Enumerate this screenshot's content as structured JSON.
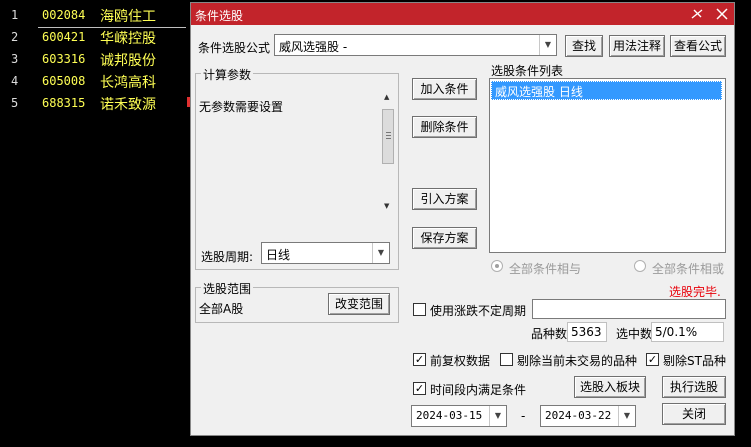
{
  "stock_list": [
    {
      "index": "1",
      "code": "002084",
      "name": "海鸥住工"
    },
    {
      "index": "2",
      "code": "600421",
      "name": "华嵘控股"
    },
    {
      "index": "3",
      "code": "603316",
      "name": "诚邦股份"
    },
    {
      "index": "4",
      "code": "605008",
      "name": "长鸿高科"
    },
    {
      "index": "5",
      "code": "688315",
      "name": "诺禾致源"
    }
  ],
  "dialog": {
    "title": "条件选股",
    "formula_label": "条件选股公式",
    "formula_value": "威风选强股  -",
    "find_button": "查找",
    "usage_button": "用法注释",
    "view_formula_button": "查看公式",
    "params_group_title": "计算参数",
    "params_text": "无参数需要设置",
    "period_label": "选股周期:",
    "period_value": "日线",
    "add_condition": "加入条件",
    "delete_condition": "删除条件",
    "import_plan": "引入方案",
    "save_plan": "保存方案",
    "condition_list_title": "选股条件列表",
    "condition_items": [
      "威风选强股  日线"
    ],
    "radio_and": "全部条件相与",
    "radio_or": "全部条件相或",
    "status_text": "选股完毕.",
    "range_group_title": "选股范围",
    "range_value": "全部A股",
    "change_range_button": "改变范围",
    "variable_period_label": "使用涨跌不定周期",
    "variable_period_value": "",
    "count_label": "品种数",
    "count_value": "5363",
    "selected_label": "选中数",
    "selected_value": "5/0.1%",
    "pre_adjust_label": "前复权数据",
    "exclude_untraded_label": "剔除当前未交易的品种",
    "exclude_st_label": "剔除ST品种",
    "time_period_label": "时间段内满足条件",
    "to_board_button": "选股入板块",
    "execute_button": "执行选股",
    "start_date": "2024-03-15",
    "date_sep": "-",
    "end_date": "2024-03-22",
    "close_button": "关闭",
    "checkboxes": {
      "variable_period": false,
      "pre_adjust": true,
      "exclude_untraded": false,
      "exclude_st": true,
      "time_period": true
    },
    "colors": {
      "titlebar": "#c2242b",
      "status": "#e8000a",
      "selection": "#3399ff"
    }
  }
}
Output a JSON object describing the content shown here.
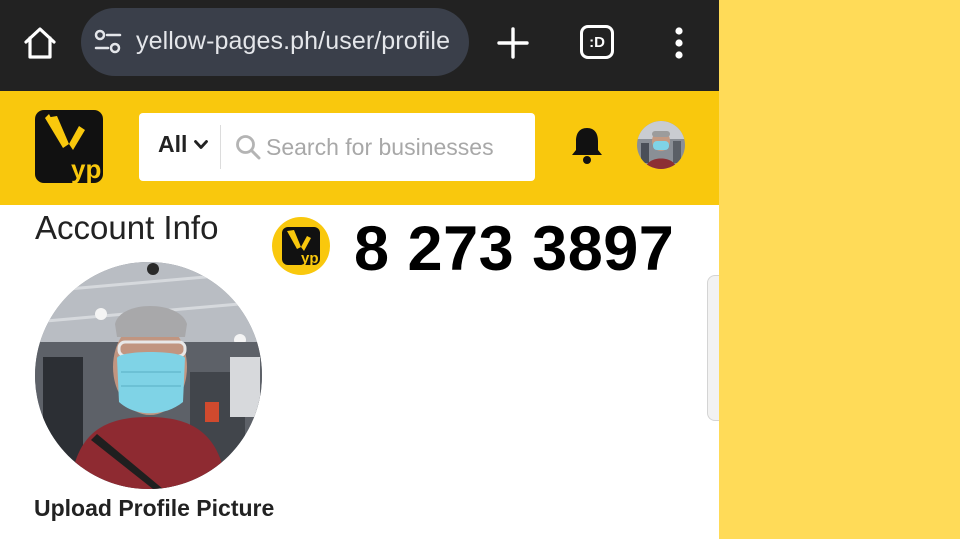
{
  "browser": {
    "url": "yellow-pages.ph/user/profile",
    "tab_count": ":D",
    "icons": [
      "home-icon",
      "site-settings-icon",
      "plus-icon",
      "tabs-icon",
      "more-vertical-icon"
    ]
  },
  "header": {
    "logo_text": "yp",
    "search": {
      "category": "All",
      "placeholder": "Search for businesses",
      "value": ""
    },
    "icons": [
      "bell-icon",
      "avatar"
    ]
  },
  "account": {
    "title": "Account Info",
    "phone_number": "8 273 3897",
    "badge_text": "yp",
    "upload_label": "Upload Profile Picture"
  },
  "colors": {
    "brand_yellow": "#f9c80d",
    "side_yellow": "#ffdb58",
    "browser_dark": "#222222",
    "url_pill": "#3a3f4a"
  }
}
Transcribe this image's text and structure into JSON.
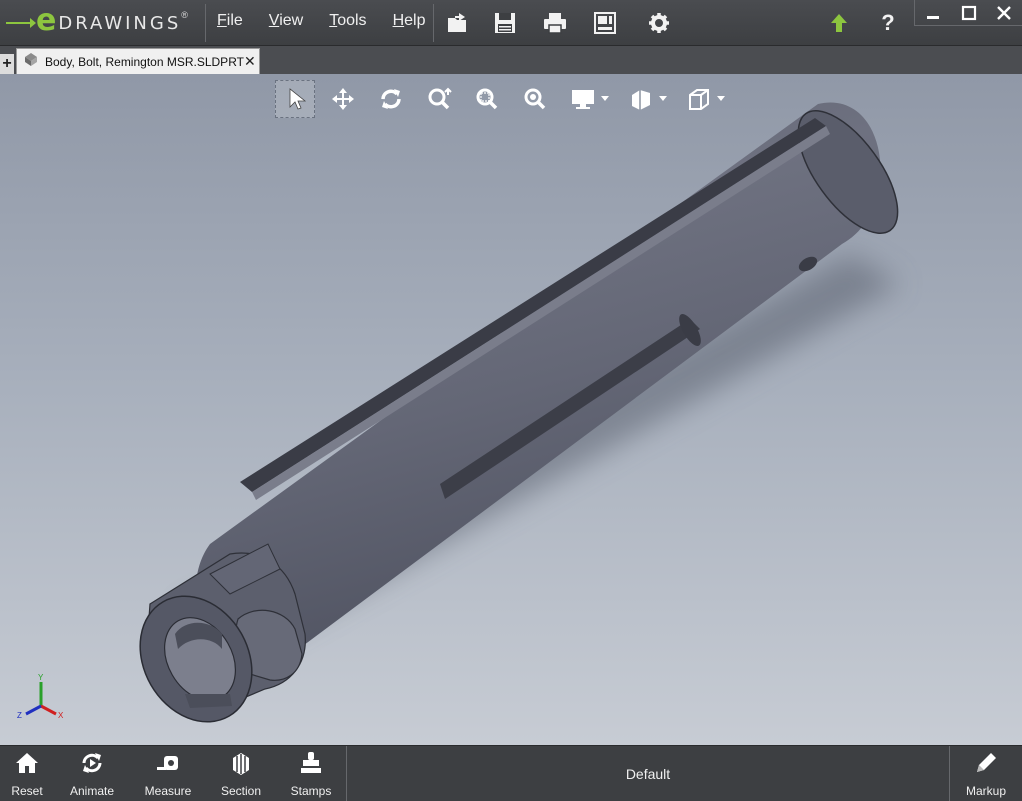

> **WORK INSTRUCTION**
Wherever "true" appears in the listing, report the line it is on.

> **FINAL ANSWER**
      "pre_adjust": true,
      "exclude_st": true,
      "time_period": true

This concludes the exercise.